Any discussion of red meat is amiss without mention of buffalo, but there isn't room here for my treatise on the greatness of buffalo meat. Another time!
Many of you know that I don't eat eggs, but I do recommend them to everyone else! I'm highly sensitive to eggs, sadly, so I'm missing out. Egg yolks are full of micronutrients, including choline, which is especially important for pregnant women and is not found in as substantial amounts in very many other commonly eaten foods. If you have a neighbor with chickens (I'm looking to you, Seattle urban farmers) spending their days eating bugs, dirt, and grass, try and get your hands on some of their eggs. These free range eggs will likely be higher in omega-3 fatty acids than the average cage-produced eggs. The USDA removed the egg restriction from the latest version of their dietary guidelines because the evidence shows that eating cholesterol from nutritious food doesn't necessarily have the negative health consequences that we hypothesized it would. So enjoy an egg or two a few times per week, and don't feel guilty when you eat the yolk. My sister likes to make egg muffin cups ahead of time and then grab one for a quick breakfast. Bon Appetit has some great instructions for making them here.

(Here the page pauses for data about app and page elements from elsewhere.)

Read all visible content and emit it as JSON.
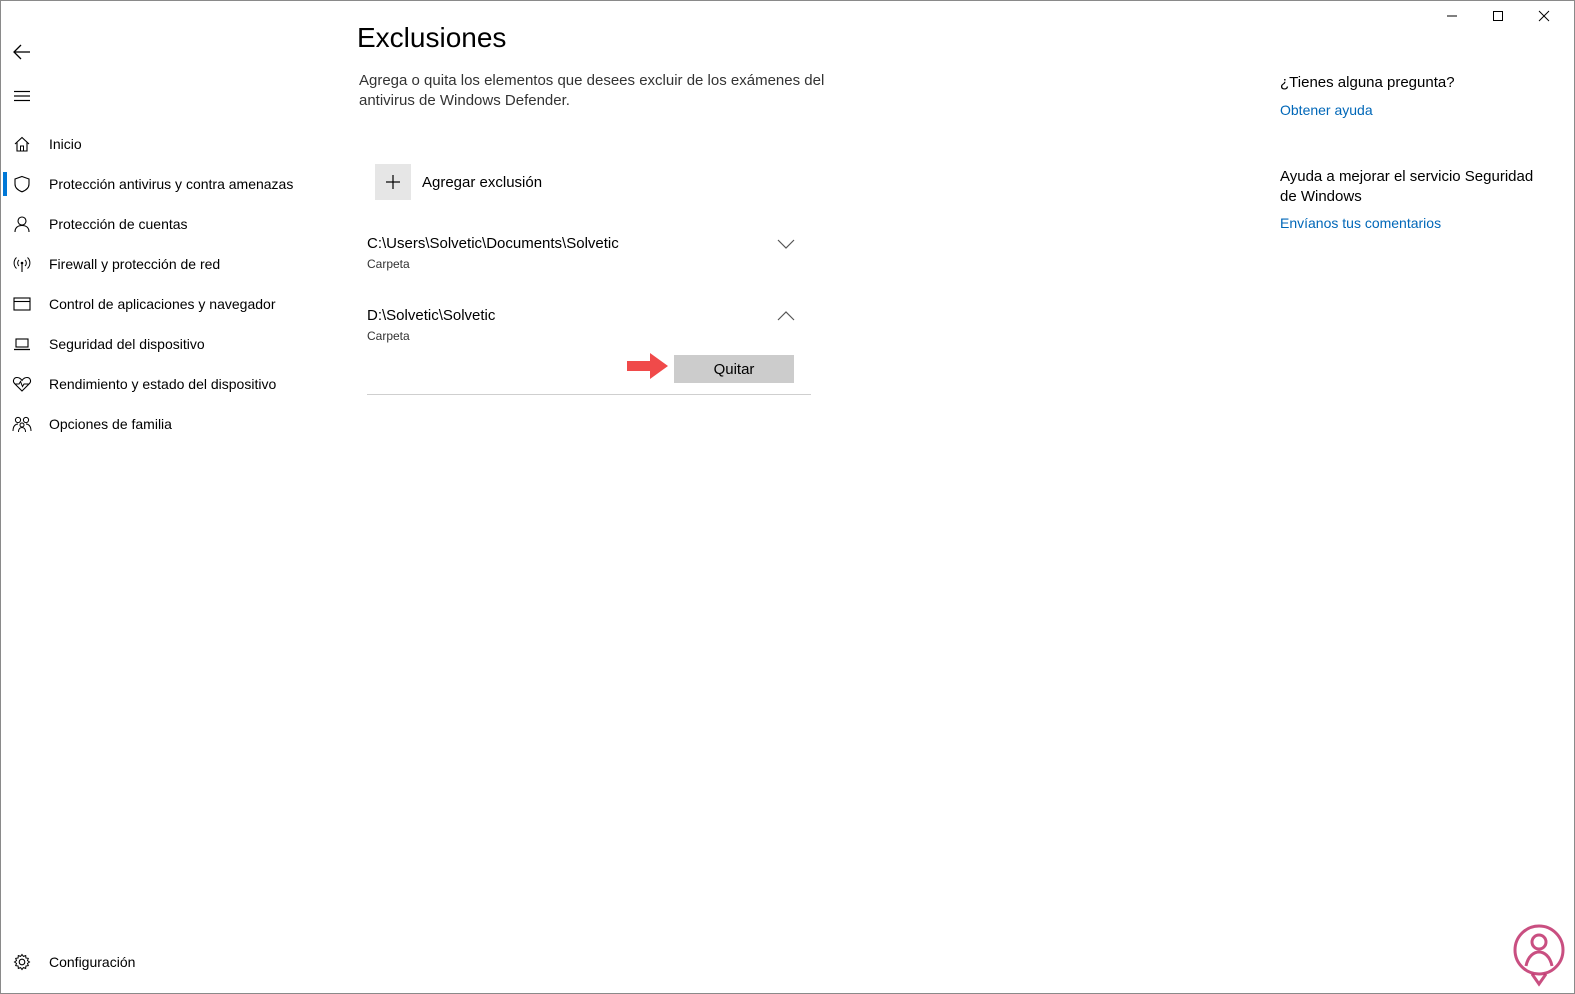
{
  "nav": {
    "back_icon": "back-arrow-icon",
    "menu_icon": "hamburger-icon",
    "items": [
      {
        "label": "Inicio",
        "icon": "home-icon"
      },
      {
        "label": "Protección antivirus y contra amenazas",
        "icon": "shield-icon",
        "selected": true
      },
      {
        "label": "Protección de cuentas",
        "icon": "person-icon"
      },
      {
        "label": "Firewall y protección de red",
        "icon": "antenna-icon"
      },
      {
        "label": "Control de aplicaciones y navegador",
        "icon": "browser-window-icon"
      },
      {
        "label": "Seguridad del dispositivo",
        "icon": "laptop-icon"
      },
      {
        "label": "Rendimiento y estado del dispositivo",
        "icon": "heart-pulse-icon"
      },
      {
        "label": "Opciones de familia",
        "icon": "family-icon"
      }
    ],
    "settings": {
      "label": "Configuración",
      "icon": "gear-icon"
    }
  },
  "main": {
    "title": "Exclusiones",
    "description": "Agrega o quita los elementos que desees excluir de los exámenes del antivirus de Windows Defender.",
    "add_label": "Agregar exclusión",
    "exclusions": [
      {
        "path": "C:\\Users\\Solvetic\\Documents\\Solvetic",
        "type": "Carpeta",
        "expanded": false
      },
      {
        "path": "D:\\Solvetic\\Solvetic",
        "type": "Carpeta",
        "expanded": true
      }
    ],
    "remove_label": "Quitar"
  },
  "side": {
    "question": "¿Tienes alguna pregunta?",
    "help_link": "Obtener ayuda",
    "improve_text": "Ayuda a mejorar el servicio Seguridad de Windows",
    "feedback_link": "Envíanos tus comentarios"
  },
  "colors": {
    "accent": "#0078d7",
    "link": "#0067b8",
    "annotation_arrow": "#f04a4a",
    "watermark": "#c0306b"
  }
}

This one's more well known. Fatty fish like salmon, halibut, fatty tuna, sardines, and anchovies are packed with omega-3 fatty acids and even contain vitamin D. Tuna is higher in mercury than some of the other options, so for kids or women who are pregnant, nursing, or thinking of getting pregnant, I recommend limiting tuna to 1-2 cans/week. Canned salmon is a great lower mercury alternative (mmm... salmon cakes, anyone?). See the very first Black Hills Nutrition blog post for my favorite (if admittedly a little weird) sardine recipe.
You may be asking yourself, "what about chicken? Shellfish? Pork? What about vegetarian protein sources like beans and nuts and cheese?" Those foods are also packed with micronutrients, but I chose to focus this discussion on the foods above. You might also be wondering how much protein to eat. The answer is really "it depends." Every person is unique, but three ounces of meat (or a vegetarian equivalent providing about 20 grams protein) per meal is a good minimum for many people.
There is a lot more to say about building a micronutrient rich diet, but I've written enough for now. Until then, happy cooking!
Lindsey Hays, RDN, LN
Lindsey Hays is licensed as a Nutritionist/Dietitian in the state of South Dakota. While she holds a Registered Dietitian Nutritionist (RDN or RD) credential which is nationally recognized by the Commission on Dietitian Registration, she is not licensed to practice as a nutritionist or dietitian in states other than South Dakota. She is a Certified Dietitian in the State of Washington. The information on blackhillsnutrition.com is not intended as medical advice. The content of this site is not intended to provide or replace medical advice, nor should it be used to diagnose, treat, cure or prevent disease. Always consult a qualified healthcare professional before changing your diet or medications. For full disclaimer statement click here.